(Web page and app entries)
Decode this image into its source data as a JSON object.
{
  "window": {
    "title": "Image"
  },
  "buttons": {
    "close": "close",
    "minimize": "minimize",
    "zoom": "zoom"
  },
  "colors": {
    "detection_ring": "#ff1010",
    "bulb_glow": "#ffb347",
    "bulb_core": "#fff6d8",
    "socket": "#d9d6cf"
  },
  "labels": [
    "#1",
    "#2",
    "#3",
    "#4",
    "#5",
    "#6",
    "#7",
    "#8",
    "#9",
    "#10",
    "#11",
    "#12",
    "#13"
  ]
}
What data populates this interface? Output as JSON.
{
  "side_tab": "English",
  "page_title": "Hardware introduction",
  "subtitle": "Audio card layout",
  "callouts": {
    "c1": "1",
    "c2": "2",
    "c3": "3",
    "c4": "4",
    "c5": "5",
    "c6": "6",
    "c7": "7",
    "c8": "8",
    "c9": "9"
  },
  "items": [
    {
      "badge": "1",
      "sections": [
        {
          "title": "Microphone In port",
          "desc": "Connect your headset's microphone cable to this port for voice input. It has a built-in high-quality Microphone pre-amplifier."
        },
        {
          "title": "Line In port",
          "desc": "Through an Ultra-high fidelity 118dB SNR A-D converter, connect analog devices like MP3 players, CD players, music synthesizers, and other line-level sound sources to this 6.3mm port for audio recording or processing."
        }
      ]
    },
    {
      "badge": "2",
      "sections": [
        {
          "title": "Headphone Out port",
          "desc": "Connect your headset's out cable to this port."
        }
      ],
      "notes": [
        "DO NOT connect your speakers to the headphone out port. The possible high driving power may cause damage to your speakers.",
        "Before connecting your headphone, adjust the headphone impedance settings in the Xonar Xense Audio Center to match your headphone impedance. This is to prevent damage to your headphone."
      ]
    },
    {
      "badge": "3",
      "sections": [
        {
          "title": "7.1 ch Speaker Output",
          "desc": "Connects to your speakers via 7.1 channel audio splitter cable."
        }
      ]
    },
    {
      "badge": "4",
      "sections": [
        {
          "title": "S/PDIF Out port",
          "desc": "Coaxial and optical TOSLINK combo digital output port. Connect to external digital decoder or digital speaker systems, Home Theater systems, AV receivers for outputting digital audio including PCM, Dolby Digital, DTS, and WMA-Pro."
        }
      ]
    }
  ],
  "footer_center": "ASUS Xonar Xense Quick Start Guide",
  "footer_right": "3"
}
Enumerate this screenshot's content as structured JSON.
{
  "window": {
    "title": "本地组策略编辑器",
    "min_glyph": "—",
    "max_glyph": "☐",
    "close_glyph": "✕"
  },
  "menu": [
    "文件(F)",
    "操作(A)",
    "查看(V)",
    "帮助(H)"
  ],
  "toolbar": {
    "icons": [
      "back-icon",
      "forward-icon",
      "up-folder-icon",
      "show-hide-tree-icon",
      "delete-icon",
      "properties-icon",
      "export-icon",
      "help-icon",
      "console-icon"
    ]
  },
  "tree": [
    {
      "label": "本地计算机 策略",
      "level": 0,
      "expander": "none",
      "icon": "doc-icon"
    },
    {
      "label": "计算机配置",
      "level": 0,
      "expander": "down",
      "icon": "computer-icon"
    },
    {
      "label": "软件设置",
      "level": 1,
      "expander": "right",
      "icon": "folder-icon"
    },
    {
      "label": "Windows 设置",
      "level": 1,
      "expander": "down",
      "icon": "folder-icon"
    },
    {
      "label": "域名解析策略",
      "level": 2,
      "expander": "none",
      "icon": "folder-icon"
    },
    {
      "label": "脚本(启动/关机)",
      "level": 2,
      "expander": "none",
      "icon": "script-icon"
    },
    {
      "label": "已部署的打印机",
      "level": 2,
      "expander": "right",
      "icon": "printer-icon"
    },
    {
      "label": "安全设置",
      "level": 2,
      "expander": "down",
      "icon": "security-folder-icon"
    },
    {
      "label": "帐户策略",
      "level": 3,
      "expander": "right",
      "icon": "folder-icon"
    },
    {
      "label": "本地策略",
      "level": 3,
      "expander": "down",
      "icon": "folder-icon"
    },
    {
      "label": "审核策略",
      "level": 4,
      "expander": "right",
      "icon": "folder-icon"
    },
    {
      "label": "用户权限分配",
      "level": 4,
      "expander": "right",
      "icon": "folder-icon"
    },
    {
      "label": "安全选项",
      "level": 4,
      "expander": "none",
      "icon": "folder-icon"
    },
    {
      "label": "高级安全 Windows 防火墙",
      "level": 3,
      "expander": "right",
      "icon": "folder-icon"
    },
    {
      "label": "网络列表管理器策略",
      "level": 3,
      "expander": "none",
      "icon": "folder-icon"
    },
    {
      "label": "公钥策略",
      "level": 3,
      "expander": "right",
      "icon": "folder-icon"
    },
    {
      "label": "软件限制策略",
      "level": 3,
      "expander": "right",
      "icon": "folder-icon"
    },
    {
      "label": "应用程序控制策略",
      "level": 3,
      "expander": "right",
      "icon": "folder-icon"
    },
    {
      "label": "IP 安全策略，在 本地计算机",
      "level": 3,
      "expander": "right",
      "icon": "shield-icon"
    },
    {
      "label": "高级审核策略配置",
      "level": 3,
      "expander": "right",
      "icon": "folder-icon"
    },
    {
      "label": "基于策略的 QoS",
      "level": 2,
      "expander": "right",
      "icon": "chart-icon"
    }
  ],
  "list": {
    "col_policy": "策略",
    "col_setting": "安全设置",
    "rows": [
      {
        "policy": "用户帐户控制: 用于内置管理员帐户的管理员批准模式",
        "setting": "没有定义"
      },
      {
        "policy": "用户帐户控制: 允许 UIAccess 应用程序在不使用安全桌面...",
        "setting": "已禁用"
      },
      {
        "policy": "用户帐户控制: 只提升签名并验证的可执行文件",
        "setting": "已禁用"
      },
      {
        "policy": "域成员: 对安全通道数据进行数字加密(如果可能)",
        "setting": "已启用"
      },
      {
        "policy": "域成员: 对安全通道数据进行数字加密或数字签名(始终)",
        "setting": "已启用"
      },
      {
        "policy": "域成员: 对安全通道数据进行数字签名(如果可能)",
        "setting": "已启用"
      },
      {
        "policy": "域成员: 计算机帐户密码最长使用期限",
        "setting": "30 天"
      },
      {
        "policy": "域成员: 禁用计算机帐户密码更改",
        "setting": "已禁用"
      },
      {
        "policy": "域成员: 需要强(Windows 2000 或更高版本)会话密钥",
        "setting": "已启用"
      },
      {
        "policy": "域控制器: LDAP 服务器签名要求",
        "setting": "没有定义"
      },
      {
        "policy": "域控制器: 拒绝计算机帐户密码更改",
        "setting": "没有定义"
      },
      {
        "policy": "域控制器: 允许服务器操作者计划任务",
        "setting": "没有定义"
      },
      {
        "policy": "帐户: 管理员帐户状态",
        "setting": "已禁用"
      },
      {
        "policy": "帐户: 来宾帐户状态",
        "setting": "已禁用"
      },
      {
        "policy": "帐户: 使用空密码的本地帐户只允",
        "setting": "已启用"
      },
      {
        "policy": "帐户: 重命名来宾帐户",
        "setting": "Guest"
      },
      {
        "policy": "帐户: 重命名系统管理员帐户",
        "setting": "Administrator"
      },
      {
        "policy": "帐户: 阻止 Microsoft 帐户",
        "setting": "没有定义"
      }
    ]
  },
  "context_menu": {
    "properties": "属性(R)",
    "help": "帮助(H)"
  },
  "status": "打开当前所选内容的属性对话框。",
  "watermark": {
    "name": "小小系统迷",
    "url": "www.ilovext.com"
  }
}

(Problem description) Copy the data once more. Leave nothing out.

(Written answer)
Decode this image into its source data as a JSON object.
{
  "window": {
    "title": "Image"
  },
  "buttons": {
    "close": "close",
    "minimize": "minimize",
    "zoom": "zoom"
  },
  "colors": {
    "detection_ring": "#ff1010",
    "bulb_glow": "#ffb347",
    "bulb_core": "#fff6d8",
    "socket": "#d9d6cf"
  },
  "labels": [
    "#1",
    "#2",
    "#3",
    "#4",
    "#5",
    "#6",
    "#7",
    "#8",
    "#9",
    "#10",
    "#11",
    "#12",
    "#13"
  ]
}
What data populates this interface? Output as JSON.
{
  "side_tab": "English",
  "page_title": "Hardware introduction",
  "subtitle": "Audio card layout",
  "callouts": {
    "c1": "1",
    "c2": "2",
    "c3": "3",
    "c4": "4",
    "c5": "5",
    "c6": "6",
    "c7": "7",
    "c8": "8",
    "c9": "9"
  },
  "items": [
    {
      "badge": "1",
      "sections": [
        {
          "title": "Microphone In port",
          "desc": "Connect your headset's microphone cable to this port for voice input. It has a built-in high-quality Microphone pre-amplifier."
        },
        {
          "title": "Line In port",
          "desc": "Through an Ultra-high fidelity 118dB SNR A-D converter, connect analog devices like MP3 players, CD players, music synthesizers, and other line-level sound sources to this 6.3mm port for audio recording or processing."
        }
      ]
    },
    {
      "badge": "2",
      "sections": [
        {
          "title": "Headphone Out port",
          "desc": "Connect your headset's out cable to this port."
        }
      ],
      "notes": [
        "DO NOT connect your speakers to the headphone out port. The possible high driving power may cause damage to your speakers.",
        "Before connecting your headphone, adjust the headphone impedance settings in the Xonar Xense Audio Center to match your headphone impedance. This is to prevent damage to your headphone."
      ]
    },
    {
      "badge": "3",
      "sections": [
        {
          "title": "7.1 ch Speaker Output",
          "desc": "Connects to your speakers via 7.1 channel audio splitter cable."
        }
      ]
    },
    {
      "badge": "4",
      "sections": [
        {
          "title": "S/PDIF Out port",
          "desc": "Coaxial and optical TOSLINK combo digital output port. Connect to external digital decoder or digital speaker systems, Home Theater systems, AV receivers for outputting digital audio including PCM, Dolby Digital, DTS, and WMA-Pro."
        }
      ]
    }
  ],
  "footer_center": "ASUS Xonar Xense Quick Start Guide",
  "footer_right": "3"
}
Enumerate this screenshot's content as structured JSON.
{
  "window": {
    "title": "本地组策略编辑器",
    "min_glyph": "—",
    "max_glyph": "☐",
    "close_glyph": "✕"
  },
  "menu": [
    "文件(F)",
    "操作(A)",
    "查看(V)",
    "帮助(H)"
  ],
  "toolbar": {
    "icons": [
      "back-icon",
      "forward-icon",
      "up-folder-icon",
      "show-hide-tree-icon",
      "delete-icon",
      "properties-icon",
      "export-icon",
      "help-icon",
      "console-icon"
    ]
  },
  "tree": [
    {
      "label": "本地计算机 策略",
      "level": 0,
      "expander": "none",
      "icon": "doc-icon"
    },
    {
      "label": "计算机配置",
      "level": 0,
      "expander": "down",
      "icon": "computer-icon"
    },
    {
      "label": "软件设置",
      "level": 1,
      "expander": "right",
      "icon": "folder-icon"
    },
    {
      "label": "Windows 设置",
      "level": 1,
      "expander": "down",
      "icon": "folder-icon"
    },
    {
      "label": "域名解析策略",
      "level": 2,
      "expander": "none",
      "icon": "folder-icon"
    },
    {
      "label": "脚本(启动/关机)",
      "level": 2,
      "expander": "none",
      "icon": "script-icon"
    },
    {
      "label": "已部署的打印机",
      "level": 2,
      "expander": "right",
      "icon": "printer-icon"
    },
    {
      "label": "安全设置",
      "level": 2,
      "expander": "down",
      "icon": "security-folder-icon"
    },
    {
      "label": "帐户策略",
      "level": 3,
      "expander": "right",
      "icon": "folder-icon"
    },
    {
      "label": "本地策略",
      "level": 3,
      "expander": "down",
      "icon": "folder-icon"
    },
    {
      "label": "审核策略",
      "level": 4,
      "expander": "right",
      "icon": "folder-icon"
    },
    {
      "label": "用户权限分配",
      "level": 4,
      "expander": "right",
      "icon": "folder-icon"
    },
    {
      "label": "安全选项",
      "level": 4,
      "expander": "none",
      "icon": "folder-icon"
    },
    {
      "label": "高级安全 Windows 防火墙",
      "level": 3,
      "expander": "right",
      "icon": "folder-icon"
    },
    {
      "label": "网络列表管理器策略",
      "level": 3,
      "expander": "none",
      "icon": "folder-icon"
    },
    {
      "label": "公钥策略",
      "level": 3,
      "expander": "right",
      "icon": "folder-icon"
    },
    {
      "label": "软件限制策略",
      "level": 3,
      "expander": "right",
      "icon": "folder-icon"
    },
    {
      "label": "应用程序控制策略",
      "level": 3,
      "expander": "right",
      "icon": "folder-icon"
    },
    {
      "label": "IP 安全策略，在 本地计算机",
      "level": 3,
      "expander": "right",
      "icon": "shield-icon"
    },
    {
      "label": "高级审核策略配置",
      "level": 3,
      "expander": "right",
      "icon": "folder-icon"
    },
    {
      "label": "基于策略的 QoS",
      "level": 2,
      "expander": "right",
      "icon": "chart-icon"
    }
  ],
  "list": {
    "col_policy": "策略",
    "col_setting": "安全设置",
    "rows": [
      {
        "policy": "用户帐户控制: 用于内置管理员帐户的管理员批准模式",
        "setting": "没有定义"
      },
      {
        "policy": "用户帐户控制: 允许 UIAccess 应用程序在不使用安全桌面...",
        "setting": "已禁用"
      },
      {
        "policy": "用户帐户控制: 只提升签名并验证的可执行文件",
        "setting": "已禁用"
      },
      {
        "policy": "域成员: 对安全通道数据进行数字加密(如果可能)",
        "setting": "已启用"
      },
      {
        "policy": "域成员: 对安全通道数据进行数字加密或数字签名(始终)",
        "setting": "已启用"
      },
      {
        "policy": "域成员: 对安全通道数据进行数字签名(如果可能)",
        "setting": "已启用"
      },
      {
        "policy": "域成员: 计算机帐户密码最长使用期限",
        "setting": "30 天"
      },
      {
        "policy": "域成员: 禁用计算机帐户密码更改",
        "setting": "已禁用"
      },
      {
        "policy": "域成员: 需要强(Windows 2000 或更高版本)会话密钥",
        "setting": "已启用"
      },
      {
        "policy": "域控制器: LDAP 服务器签名要求",
        "setting": "没有定义"
      },
      {
        "policy": "域控制器: 拒绝计算机帐户密码更改",
        "setting": "没有定义"
      },
      {
        "policy": "域控制器: 允许服务器操作者计划任务",
        "setting": "没有定义"
      },
      {
        "policy": "帐户: 管理员帐户状态",
        "setting": "已禁用"
      },
      {
        "policy": "帐户: 来宾帐户状态",
        "setting": "已禁用"
      },
      {
        "policy": "帐户: 使用空密码的本地帐户只允",
        "setting": "已启用"
      },
      {
        "policy": "帐户: 重命名来宾帐户",
        "setting": "Guest"
      },
      {
        "policy": "帐户: 重命名系统管理员帐户",
        "setting": "Administrator"
      },
      {
        "policy": "帐户: 阻止 Microsoft 帐户",
        "setting": "没有定义"
      }
    ]
  },
  "context_menu": {
    "properties": "属性(R)",
    "help": "帮助(H)"
  },
  "status": "打开当前所选内容的属性对话框。",
  "watermark": {
    "name": "小小系统迷",
    "url": "www.ilovext.com"
  }
}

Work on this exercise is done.